The year 1857 is of great significance to the city of Delhi. It changed the life of the city and its people like perhaps, never before. The Mughals were gone, the city was witness and victim to tremendous violence and it was shorn of its status as a capital. The neighbourhood of Kashmiri Gate still carries the traces of the rebellion of 1857. This is where the most bitter battles were fought between the rebels and British armies. The British who emerged victors, marked these sites with memorials to their heroes. Our heritage walk this Sunday looks at some of these. It is remarkable that the city was the central to the events of 1857 and also in our imagination today, does not have a memorial which might try to represent the point of view of the rebels. Interestingly, the memorials of the British have either been renamed or provided with an additional inscription which tell the other side of the story. Besides the landmarks of 1857, this area also has many traces of colonial presence in Delhi in first half of the 19th century.

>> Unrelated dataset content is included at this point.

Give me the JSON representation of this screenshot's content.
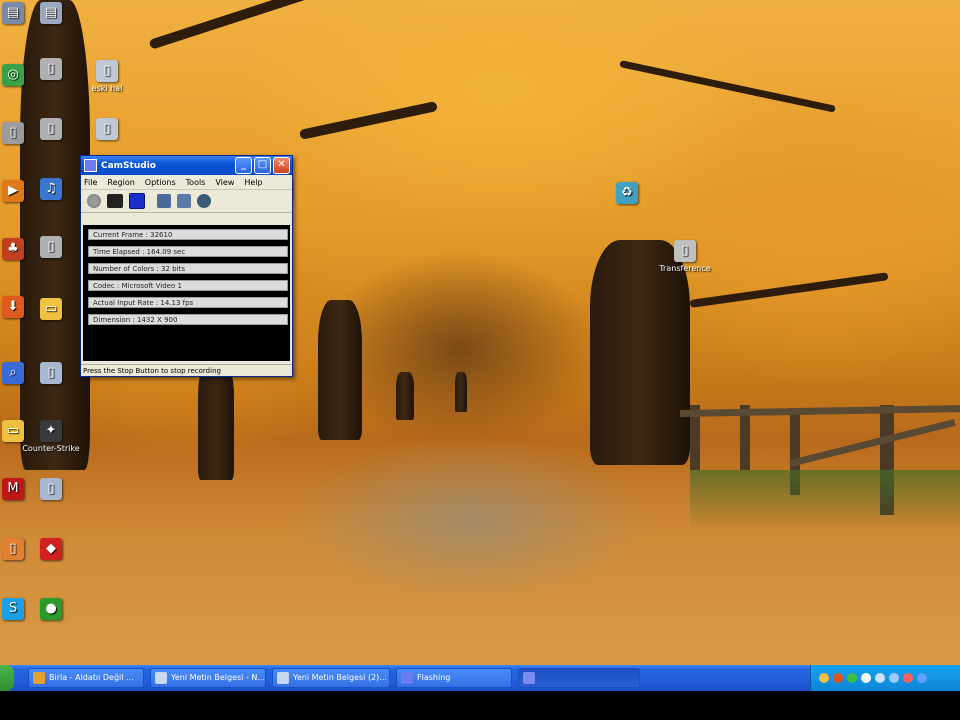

Our heritage trail starts at Nicholson’s Cemetery, named after Brigadier General John Nicholson who is buried here. He was fatally injured at the battle at Lahori Gate. He died of his injuries a few days later, but not before he had seen the British win. Another important personality of Delhi is buried here: Master Ramachandra. A professor of mathematics at the Delhi College, he was a very disappointed man during 1857. Being a convert to Christianity, he was seen as a traitor by the rebels. Later after the rebellion had been crushed and British regained power, he was treated by contempt by the new masters, as he was a ‘native’. Walking around the remains of the walls of the city of Shahjahanabad, we reach Kashmiri Gate. Now, one of the few surviving gates of the walled city. It still bears the damaged done to it when it was pounded by canon balls by British army which has come down from the Ridge and was trying to enter the walls of the capital city. Nearby is the market built by Lala Sultan Singh, with the Bengali Club still housed here. Tucked away on a terrace is the Lal Masjid, also known as Fakhrul Masajid or the pride of mosques. The old Hindu college campus (now completely overtaken by a modern building) and old St Stephens College (now election commission offices) stand next to each other, maintaining their legendary rivalry. Across the road is the oldest church in Delhi, St James Church. Built by James Skinner, whose cavalry regiment ‘Skinner’s Horse’ still forms part of the Indian Army today. The churchyard has a few interesting people buried. There is Skinner family burial ground and also the grave of William Fraser, British resident and a friend of Skinner. Right behind the church is the Fraser’s house, the one with basement rooms (tehkhana) and now an office of the Indian Railways. Next, we walk through the campus of Ambedkar University to see the British Residency and Dara Shukoh’s Library. The Residency was where David Ochterloony lived and is built on the remains of what is believed to be the remains of the library of Mughal prince, Dara Shukoh. A few steps away, on an island in the middle of Lothian Road stand two memorials: the British magazine and the Telegraph memorial.
(posted by Kanika Singh & Kavita Singh, team members, Delhi Heritage Walks)